_ABOUT THIS EXERCISE_
Go line by line through the entries below and copy those containing the string "포트포워드".

_SOURCE INFORMATION_
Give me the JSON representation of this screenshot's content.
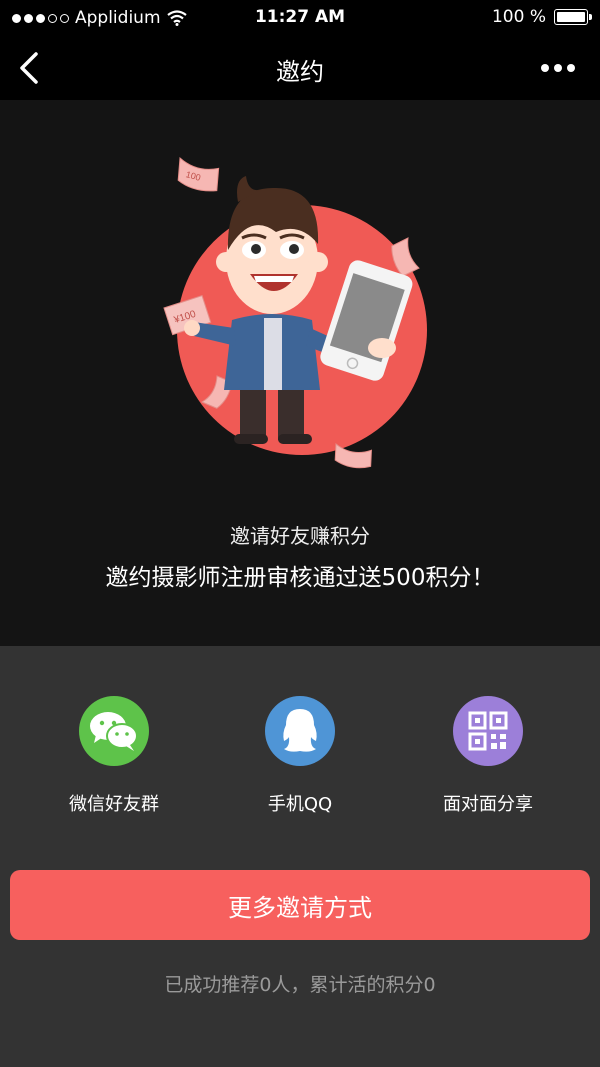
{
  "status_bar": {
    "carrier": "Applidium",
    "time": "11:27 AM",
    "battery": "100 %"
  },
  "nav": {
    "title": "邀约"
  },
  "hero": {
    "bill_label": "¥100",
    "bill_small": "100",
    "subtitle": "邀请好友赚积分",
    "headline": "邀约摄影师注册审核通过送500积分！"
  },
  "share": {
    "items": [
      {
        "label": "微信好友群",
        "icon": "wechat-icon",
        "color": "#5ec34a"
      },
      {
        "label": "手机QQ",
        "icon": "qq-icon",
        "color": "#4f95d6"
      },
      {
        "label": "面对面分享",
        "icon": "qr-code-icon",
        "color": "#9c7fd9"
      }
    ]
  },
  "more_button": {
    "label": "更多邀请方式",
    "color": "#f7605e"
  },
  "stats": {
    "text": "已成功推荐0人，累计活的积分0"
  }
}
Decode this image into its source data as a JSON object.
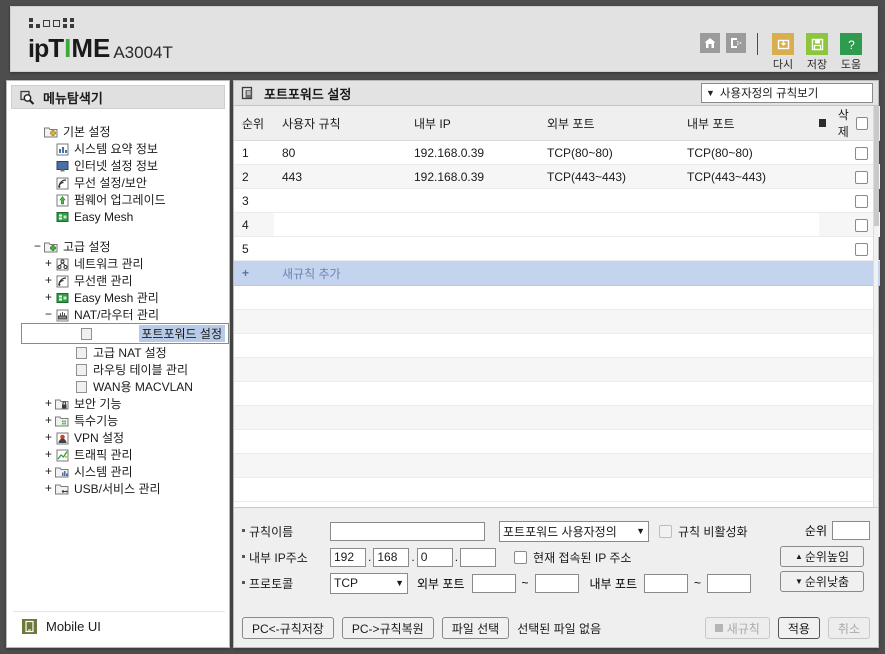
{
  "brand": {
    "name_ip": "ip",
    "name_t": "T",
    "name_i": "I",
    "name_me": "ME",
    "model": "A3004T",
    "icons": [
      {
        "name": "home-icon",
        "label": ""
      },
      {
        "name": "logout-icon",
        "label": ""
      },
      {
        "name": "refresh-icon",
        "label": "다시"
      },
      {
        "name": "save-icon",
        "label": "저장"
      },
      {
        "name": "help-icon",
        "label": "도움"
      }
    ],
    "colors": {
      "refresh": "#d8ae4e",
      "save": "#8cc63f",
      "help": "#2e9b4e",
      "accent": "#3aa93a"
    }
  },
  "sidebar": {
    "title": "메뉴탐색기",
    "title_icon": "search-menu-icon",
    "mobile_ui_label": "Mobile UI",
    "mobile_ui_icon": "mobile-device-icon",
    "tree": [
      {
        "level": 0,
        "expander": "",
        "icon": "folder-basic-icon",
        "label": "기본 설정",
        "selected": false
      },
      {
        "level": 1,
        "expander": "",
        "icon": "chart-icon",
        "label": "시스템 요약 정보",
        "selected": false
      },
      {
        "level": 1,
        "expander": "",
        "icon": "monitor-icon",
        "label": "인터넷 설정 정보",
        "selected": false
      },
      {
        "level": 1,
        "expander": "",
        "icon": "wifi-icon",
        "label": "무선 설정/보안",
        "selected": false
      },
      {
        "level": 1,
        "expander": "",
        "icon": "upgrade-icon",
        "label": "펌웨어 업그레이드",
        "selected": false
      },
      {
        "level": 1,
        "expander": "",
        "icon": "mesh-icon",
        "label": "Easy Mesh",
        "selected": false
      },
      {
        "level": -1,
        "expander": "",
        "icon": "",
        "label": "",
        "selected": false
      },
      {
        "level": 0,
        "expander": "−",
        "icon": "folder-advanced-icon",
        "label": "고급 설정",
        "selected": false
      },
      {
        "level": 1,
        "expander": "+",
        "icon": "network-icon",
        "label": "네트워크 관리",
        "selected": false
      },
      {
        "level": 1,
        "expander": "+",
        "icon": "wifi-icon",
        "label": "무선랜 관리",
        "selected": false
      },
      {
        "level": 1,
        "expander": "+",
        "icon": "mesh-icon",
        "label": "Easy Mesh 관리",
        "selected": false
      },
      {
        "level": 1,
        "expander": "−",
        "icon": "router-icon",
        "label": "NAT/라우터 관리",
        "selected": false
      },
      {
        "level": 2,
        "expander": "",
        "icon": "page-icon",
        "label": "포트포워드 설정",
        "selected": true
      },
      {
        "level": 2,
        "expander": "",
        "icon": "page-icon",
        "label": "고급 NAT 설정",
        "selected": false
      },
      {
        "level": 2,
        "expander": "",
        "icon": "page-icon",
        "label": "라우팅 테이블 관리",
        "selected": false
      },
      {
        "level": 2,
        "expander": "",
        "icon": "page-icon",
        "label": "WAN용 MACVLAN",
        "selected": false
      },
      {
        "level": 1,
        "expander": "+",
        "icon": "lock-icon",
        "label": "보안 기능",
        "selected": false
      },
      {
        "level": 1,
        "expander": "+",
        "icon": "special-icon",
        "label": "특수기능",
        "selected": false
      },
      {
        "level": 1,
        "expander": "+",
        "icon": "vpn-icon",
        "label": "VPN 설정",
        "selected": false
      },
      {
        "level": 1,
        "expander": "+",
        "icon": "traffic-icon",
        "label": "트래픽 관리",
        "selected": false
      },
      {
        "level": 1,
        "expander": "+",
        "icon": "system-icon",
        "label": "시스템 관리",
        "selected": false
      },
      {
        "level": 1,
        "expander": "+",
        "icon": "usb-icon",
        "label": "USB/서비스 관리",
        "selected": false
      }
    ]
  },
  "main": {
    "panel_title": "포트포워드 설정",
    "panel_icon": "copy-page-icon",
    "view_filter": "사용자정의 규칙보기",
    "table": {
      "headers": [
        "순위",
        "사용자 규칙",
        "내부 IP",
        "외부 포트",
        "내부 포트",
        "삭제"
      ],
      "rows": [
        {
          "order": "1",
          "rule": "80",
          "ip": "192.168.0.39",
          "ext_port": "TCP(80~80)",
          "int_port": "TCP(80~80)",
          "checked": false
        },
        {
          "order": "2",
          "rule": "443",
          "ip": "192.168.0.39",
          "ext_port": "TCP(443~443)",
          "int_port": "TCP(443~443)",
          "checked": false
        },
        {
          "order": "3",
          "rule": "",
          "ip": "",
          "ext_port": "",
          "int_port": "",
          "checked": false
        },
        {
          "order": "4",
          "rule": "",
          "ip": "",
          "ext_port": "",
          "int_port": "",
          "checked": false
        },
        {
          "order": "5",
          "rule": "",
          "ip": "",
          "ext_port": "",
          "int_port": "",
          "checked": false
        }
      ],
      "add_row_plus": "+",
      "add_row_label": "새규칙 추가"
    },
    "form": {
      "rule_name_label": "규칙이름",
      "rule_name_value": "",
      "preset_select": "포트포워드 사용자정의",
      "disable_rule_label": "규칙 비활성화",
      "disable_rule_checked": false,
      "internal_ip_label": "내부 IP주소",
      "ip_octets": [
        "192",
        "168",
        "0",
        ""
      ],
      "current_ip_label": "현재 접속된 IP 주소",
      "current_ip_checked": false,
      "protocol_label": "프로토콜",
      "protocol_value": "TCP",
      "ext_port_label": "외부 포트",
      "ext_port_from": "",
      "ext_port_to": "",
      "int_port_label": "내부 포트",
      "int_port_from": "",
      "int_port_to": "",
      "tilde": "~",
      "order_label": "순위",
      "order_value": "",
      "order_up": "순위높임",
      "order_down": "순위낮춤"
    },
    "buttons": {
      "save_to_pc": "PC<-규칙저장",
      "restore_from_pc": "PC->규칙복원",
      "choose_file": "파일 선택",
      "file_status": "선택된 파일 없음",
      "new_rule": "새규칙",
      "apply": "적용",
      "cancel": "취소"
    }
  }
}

_ANSWER TO THE PROBLEM_
        "label": "포트포워드 설정",
    "panel_title": "포트포워드 설정",
      "preset_select": "포트포워드 사용자정의",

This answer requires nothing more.